INSTRUCTIONS TO FOLLOW.
Search the material for the word "data" and report each line where it turns up.

RECORD EXCERPTS.
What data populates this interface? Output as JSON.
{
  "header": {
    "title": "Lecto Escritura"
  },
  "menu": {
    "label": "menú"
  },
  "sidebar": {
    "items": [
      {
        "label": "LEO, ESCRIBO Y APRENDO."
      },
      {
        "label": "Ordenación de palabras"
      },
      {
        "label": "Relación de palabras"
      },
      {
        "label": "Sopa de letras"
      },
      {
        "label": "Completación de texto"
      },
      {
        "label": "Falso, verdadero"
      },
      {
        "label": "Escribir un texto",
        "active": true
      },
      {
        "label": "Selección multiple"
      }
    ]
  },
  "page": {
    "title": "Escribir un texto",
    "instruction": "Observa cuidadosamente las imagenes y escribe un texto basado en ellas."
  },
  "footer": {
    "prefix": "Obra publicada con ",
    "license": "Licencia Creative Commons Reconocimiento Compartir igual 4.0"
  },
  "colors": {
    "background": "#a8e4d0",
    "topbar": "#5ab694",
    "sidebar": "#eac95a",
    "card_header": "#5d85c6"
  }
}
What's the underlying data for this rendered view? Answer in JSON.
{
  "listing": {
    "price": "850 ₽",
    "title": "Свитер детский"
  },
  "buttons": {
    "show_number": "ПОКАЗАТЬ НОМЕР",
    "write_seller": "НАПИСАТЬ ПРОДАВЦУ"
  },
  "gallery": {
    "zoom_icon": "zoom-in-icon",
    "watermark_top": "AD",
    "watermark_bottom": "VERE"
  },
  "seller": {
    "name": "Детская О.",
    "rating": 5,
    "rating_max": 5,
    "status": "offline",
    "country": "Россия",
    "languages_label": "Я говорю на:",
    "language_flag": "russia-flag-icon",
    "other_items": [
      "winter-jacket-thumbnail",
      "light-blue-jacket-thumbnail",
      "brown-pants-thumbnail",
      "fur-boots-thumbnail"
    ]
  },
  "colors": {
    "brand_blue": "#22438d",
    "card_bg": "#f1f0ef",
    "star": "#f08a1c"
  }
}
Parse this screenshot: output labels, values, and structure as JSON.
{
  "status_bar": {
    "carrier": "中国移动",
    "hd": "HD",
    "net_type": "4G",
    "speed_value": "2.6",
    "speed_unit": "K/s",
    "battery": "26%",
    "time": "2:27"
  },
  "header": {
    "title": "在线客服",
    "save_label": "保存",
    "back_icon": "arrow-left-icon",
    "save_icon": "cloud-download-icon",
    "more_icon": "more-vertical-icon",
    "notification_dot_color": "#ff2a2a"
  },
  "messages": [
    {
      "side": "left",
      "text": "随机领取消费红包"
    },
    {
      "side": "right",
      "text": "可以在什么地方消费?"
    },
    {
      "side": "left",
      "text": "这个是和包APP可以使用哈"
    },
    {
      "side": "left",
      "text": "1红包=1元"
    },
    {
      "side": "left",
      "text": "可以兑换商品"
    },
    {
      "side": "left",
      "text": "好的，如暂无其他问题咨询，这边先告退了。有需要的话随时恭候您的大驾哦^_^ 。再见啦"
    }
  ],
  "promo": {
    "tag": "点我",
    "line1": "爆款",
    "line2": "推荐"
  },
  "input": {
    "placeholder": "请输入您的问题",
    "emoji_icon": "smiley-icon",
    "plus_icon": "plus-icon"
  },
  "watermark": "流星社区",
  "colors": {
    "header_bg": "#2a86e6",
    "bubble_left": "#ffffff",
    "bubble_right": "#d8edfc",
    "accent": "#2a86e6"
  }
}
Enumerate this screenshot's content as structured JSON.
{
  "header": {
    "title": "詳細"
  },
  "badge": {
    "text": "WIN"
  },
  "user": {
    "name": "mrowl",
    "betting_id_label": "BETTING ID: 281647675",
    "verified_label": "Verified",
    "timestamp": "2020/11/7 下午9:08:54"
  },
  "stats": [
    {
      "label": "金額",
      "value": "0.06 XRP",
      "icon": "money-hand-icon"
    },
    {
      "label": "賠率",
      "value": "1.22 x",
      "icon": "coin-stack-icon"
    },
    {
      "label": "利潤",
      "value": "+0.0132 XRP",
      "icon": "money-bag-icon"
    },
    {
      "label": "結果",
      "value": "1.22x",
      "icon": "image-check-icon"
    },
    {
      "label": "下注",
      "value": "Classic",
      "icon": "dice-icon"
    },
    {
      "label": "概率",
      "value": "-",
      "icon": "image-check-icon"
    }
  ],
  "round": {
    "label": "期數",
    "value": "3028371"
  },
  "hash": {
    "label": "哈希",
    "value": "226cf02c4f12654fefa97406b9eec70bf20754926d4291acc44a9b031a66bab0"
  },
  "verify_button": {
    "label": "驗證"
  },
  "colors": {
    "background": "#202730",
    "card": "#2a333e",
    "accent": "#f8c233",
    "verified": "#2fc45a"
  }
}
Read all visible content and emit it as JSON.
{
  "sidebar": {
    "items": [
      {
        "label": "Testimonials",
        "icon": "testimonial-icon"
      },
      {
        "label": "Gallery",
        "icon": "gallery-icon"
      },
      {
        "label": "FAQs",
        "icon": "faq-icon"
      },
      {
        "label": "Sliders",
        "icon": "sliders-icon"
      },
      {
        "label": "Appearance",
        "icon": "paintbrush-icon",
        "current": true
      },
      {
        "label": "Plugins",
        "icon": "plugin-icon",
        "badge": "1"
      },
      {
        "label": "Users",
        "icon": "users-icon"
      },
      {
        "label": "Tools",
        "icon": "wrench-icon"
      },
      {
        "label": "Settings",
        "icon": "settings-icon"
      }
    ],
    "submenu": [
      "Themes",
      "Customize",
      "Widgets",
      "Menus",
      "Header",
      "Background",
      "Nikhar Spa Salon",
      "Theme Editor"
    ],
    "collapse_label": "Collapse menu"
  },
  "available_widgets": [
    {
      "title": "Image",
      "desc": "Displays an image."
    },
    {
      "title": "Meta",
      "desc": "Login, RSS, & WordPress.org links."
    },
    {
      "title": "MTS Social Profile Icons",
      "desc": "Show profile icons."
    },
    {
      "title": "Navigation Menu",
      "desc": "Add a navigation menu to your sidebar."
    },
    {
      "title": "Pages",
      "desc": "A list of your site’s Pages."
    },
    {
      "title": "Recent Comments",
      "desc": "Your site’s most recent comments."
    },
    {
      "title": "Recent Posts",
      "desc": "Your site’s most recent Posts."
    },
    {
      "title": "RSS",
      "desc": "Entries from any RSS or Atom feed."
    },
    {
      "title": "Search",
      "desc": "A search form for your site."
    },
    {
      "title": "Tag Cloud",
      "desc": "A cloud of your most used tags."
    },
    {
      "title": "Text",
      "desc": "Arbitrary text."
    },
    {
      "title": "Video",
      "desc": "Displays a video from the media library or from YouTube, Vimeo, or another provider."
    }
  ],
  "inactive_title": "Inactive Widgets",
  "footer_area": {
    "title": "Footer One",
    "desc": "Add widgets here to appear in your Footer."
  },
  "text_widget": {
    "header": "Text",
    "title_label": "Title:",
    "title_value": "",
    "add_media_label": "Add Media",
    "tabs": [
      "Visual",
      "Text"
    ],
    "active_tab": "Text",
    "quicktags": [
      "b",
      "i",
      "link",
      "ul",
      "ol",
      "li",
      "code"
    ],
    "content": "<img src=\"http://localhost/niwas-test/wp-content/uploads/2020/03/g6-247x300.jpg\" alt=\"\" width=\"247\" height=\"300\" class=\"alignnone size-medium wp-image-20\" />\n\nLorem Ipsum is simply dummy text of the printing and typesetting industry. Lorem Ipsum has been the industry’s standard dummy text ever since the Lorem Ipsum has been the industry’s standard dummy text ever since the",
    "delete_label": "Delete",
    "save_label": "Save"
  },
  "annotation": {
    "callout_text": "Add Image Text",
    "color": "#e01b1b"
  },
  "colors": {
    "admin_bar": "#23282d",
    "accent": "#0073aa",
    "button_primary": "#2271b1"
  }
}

SOLUTION FOR THIS EXERCISE.
What data populates this interface? Output as JSON.
What's the underlying data for this rendered view? Answer in JSON.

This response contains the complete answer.